● WORK REQUEST: The material below must be retyped in full, with every line kept exactly as it is.

● MATERIAL FOR THIS EXERCISE:

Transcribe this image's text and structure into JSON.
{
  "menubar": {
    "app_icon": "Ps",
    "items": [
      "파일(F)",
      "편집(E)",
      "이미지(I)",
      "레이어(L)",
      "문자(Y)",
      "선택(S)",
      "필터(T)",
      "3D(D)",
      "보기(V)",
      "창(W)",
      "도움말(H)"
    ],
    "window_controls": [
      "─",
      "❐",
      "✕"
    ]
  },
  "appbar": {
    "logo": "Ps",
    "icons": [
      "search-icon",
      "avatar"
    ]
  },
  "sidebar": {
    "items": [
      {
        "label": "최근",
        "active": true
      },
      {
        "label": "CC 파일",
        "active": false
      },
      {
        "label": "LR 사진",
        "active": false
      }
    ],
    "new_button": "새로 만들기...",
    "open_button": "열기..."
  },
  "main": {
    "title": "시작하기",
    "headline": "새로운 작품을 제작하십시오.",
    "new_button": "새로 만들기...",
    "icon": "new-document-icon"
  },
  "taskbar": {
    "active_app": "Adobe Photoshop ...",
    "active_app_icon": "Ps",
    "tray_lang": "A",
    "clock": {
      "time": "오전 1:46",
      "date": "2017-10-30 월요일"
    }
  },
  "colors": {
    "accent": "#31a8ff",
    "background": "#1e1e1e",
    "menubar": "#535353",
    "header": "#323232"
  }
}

● RESPONSE TO THIS TASK:
Transcribe this image's text and structure into JSON.
{
  "menubar": {
    "app_icon": "Ps",
    "items": [
      "파일(F)",
      "편집(E)",
      "이미지(I)",
      "레이어(L)",
      "문자(Y)",
      "선택(S)",
      "필터(T)",
      "3D(D)",
      "보기(V)",
      "창(W)",
      "도움말(H)"
    ],
    "window_controls": [
      "─",
      "❐",
      "✕"
    ]
  },
  "appbar": {
    "logo": "Ps",
    "icons": [
      "search-icon",
      "avatar"
    ]
  },
  "sidebar": {
    "items": [
      {
        "label": "최근",
        "active": true
      },
      {
        "label": "CC 파일",
        "active": false
      },
      {
        "label": "LR 사진",
        "active": false
      }
    ],
    "new_button": "새로 만들기...",
    "open_button": "열기..."
  },
  "main": {
    "title": "시작하기",
    "headline": "새로운 작품을 제작하십시오.",
    "new_button": "새로 만들기...",
    "icon": "new-document-icon"
  },
  "taskbar": {
    "active_app": "Adobe Photoshop ...",
    "active_app_icon": "Ps",
    "tray_lang": "A",
    "clock": {
      "time": "오전 1:46",
      "date": "2017-10-30 월요일"
    }
  },
  "colors": {
    "accent": "#31a8ff",
    "background": "#1e1e1e",
    "menubar": "#535353",
    "header": "#323232"
  }
}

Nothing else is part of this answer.